Appearing on the register of a lodge on Little Queen Street, Hogarth was a Freemason by 1725. Despite being part of the brotherhood, he defaulted to his trademark satirical social commentary with The Mystery of Masonry Brought to Light by the Gormogons (1724). Typical of Hogarth, the Gormogons depicts real people, including James Anderson, author of the Constitutions, who is shown with his head through the rungs of a ladder, apparently engaged in kissing the buttocks of an aged crone in mocking reference to his attempts to regularise Freemasonry. Also featured is Hogarth’s Night (1738), showing Sir Thomas de Veil, a vocal critic of London’s gin trade, as an inebriated Master.
There is a strong showing of later eighteenth- and early nineteenth-century masonic art, culminating in significant works by Alphonse Mucha. The jewels and apron he designed are intriguing, while the large-scale membership certificate is particularly striking.
‘artists used biblical imagery and references to classical architecture to stress a view that Freemasonry had a long lineage’
When the Republic of Czechoslovakia was formed as an independent state in 1918, Mucha’s art played a key role in forming the state’s new identity. He even designed its new banknotes and postage stamps.

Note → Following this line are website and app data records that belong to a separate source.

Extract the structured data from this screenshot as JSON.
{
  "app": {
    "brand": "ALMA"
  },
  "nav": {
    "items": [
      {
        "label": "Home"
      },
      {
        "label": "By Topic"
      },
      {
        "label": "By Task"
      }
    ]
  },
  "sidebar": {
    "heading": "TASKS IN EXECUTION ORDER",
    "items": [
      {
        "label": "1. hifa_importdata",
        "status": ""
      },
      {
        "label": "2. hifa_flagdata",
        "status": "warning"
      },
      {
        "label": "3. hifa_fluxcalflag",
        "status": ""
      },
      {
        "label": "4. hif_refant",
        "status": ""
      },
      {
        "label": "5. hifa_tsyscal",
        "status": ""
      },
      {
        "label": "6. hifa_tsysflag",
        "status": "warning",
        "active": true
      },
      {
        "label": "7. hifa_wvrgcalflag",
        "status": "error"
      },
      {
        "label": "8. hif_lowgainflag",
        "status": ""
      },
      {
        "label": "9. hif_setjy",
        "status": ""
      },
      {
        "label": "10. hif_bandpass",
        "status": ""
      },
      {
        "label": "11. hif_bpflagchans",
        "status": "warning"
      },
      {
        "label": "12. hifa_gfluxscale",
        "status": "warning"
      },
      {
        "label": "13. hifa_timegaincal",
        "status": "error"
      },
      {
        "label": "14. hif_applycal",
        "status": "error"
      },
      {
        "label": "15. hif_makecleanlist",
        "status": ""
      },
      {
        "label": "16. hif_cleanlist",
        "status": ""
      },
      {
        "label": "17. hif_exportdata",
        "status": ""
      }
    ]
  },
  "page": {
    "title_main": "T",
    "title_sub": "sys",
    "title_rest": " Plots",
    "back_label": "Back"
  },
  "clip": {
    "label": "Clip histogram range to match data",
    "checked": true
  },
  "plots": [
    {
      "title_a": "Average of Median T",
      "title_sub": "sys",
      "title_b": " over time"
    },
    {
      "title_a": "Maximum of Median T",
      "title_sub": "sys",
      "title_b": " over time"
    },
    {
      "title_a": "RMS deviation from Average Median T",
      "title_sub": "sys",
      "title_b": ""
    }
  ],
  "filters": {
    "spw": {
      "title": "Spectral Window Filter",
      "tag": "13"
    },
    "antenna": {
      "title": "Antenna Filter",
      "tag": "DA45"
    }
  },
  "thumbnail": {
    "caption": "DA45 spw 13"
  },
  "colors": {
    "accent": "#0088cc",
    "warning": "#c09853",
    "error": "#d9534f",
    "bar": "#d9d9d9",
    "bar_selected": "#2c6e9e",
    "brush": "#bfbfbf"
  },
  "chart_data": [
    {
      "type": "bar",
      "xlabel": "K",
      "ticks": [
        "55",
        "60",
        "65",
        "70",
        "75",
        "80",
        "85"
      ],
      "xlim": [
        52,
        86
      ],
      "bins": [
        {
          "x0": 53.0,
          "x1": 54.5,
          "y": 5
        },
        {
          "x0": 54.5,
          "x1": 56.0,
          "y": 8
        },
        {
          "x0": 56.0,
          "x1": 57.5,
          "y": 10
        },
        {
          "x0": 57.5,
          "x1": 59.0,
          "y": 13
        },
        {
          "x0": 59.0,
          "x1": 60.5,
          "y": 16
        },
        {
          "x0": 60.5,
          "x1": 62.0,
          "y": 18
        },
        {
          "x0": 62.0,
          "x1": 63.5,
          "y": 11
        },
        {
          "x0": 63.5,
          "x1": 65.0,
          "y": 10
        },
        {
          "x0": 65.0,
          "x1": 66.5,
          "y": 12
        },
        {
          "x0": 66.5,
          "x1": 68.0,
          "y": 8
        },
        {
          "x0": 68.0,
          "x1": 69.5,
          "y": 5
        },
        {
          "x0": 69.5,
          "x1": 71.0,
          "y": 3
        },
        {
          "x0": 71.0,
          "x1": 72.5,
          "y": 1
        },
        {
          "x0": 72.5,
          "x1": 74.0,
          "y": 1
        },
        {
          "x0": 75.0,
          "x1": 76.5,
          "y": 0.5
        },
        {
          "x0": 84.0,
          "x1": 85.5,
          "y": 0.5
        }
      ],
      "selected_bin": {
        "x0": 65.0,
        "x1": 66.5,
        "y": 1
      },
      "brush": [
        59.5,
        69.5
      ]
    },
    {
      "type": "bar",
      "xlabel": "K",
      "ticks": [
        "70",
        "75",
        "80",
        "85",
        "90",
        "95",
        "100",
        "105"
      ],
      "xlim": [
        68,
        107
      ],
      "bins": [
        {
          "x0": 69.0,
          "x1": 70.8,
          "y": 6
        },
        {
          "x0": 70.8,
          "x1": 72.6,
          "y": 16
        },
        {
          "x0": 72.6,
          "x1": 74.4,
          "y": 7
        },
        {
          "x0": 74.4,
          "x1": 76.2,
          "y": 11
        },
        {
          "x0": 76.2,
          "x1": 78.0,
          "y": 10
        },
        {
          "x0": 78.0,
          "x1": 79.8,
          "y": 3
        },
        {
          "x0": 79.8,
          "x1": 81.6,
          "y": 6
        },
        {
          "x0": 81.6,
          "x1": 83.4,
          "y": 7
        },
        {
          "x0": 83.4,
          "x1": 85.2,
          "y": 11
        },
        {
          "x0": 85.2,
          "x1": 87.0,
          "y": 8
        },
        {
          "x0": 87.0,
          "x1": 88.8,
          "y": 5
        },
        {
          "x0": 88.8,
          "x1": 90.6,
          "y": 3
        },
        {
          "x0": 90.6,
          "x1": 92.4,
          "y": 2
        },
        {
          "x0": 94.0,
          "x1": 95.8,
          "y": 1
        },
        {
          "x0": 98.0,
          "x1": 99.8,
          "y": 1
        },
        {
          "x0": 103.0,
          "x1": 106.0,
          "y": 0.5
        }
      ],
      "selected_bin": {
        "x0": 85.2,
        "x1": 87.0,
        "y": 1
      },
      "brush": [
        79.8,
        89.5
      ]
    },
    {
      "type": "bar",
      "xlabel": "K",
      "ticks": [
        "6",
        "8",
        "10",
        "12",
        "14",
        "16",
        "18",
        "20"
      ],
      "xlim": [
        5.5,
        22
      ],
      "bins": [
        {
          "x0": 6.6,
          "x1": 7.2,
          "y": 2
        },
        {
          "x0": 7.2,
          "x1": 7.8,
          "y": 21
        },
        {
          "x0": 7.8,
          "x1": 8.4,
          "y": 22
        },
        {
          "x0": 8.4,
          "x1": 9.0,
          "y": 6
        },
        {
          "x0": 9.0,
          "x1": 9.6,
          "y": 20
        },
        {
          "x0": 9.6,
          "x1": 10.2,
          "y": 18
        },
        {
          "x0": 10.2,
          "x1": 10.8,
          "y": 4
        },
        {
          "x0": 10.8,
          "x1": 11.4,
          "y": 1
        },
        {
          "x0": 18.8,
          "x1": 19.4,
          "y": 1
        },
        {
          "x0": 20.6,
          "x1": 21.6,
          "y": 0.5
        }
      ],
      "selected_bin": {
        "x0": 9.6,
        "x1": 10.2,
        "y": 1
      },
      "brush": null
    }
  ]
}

The work of Alvin Langdon Coburn will be new to many visitors. Coburn was born in Massachusetts in 1882 and took up photography at the age of eight. In his late thirties, after exhibiting successfully in New York and London, he moved to North Wales and in 1919 became a Freemason, embracing the organisation wholeheartedly. His portrait of US President Theodore Roosevelt is the most striking and well known of his photographs shown at the exhibition, although Coburn was not yet a Freemason when the image was captured in 1907.
Of the modern art featured in this exhibition, two artists are particularly prominent. Trevor Frankland, Master of Philbrick Lodge, No. 2255, in Essex in 1994, contributed (before his death in 2011) two pieces representing the journey of the Ashlar: a screen print called Ashlars in the Making (undated) and a large-scale work on wood and hardboard named The Perfect Ashlar (1972). The Perfect Ashlar has depth and layered interest well suited to its subject matter.
Yanko Bonev, a sculptor born in north-eastern Bulgaria and a former Grand Master of the Grand Lodge of Bulgaria, also contributed large-scale pieces of modern art. After an early career in monumental public sculpture, he became a Freemason when the organisation was introduced to Bulgaria in the 1990s and turned his hand to smaller bronzes.
This is an exhibition that has been painstakingly put together and is adroitly pitched at the visitor who may not have considered the strong links between art and Freemasonry before. It also contains hidden depths for those with more detailed knowledge of the rites and rituals of Freemasonry and their associated histories. There is much here to discover.
Encounters: Artists and Freemasonry Over 300 Years runs until 20 September 2013, Monday-Friday, 10am-5pm. Freemasonry Today would like to thank Martin Cherry for his assistance in putting this article together.
‘this exhibition contains hidden depths for those with more detailed knowledge of the rites and rituals of Freemasonry’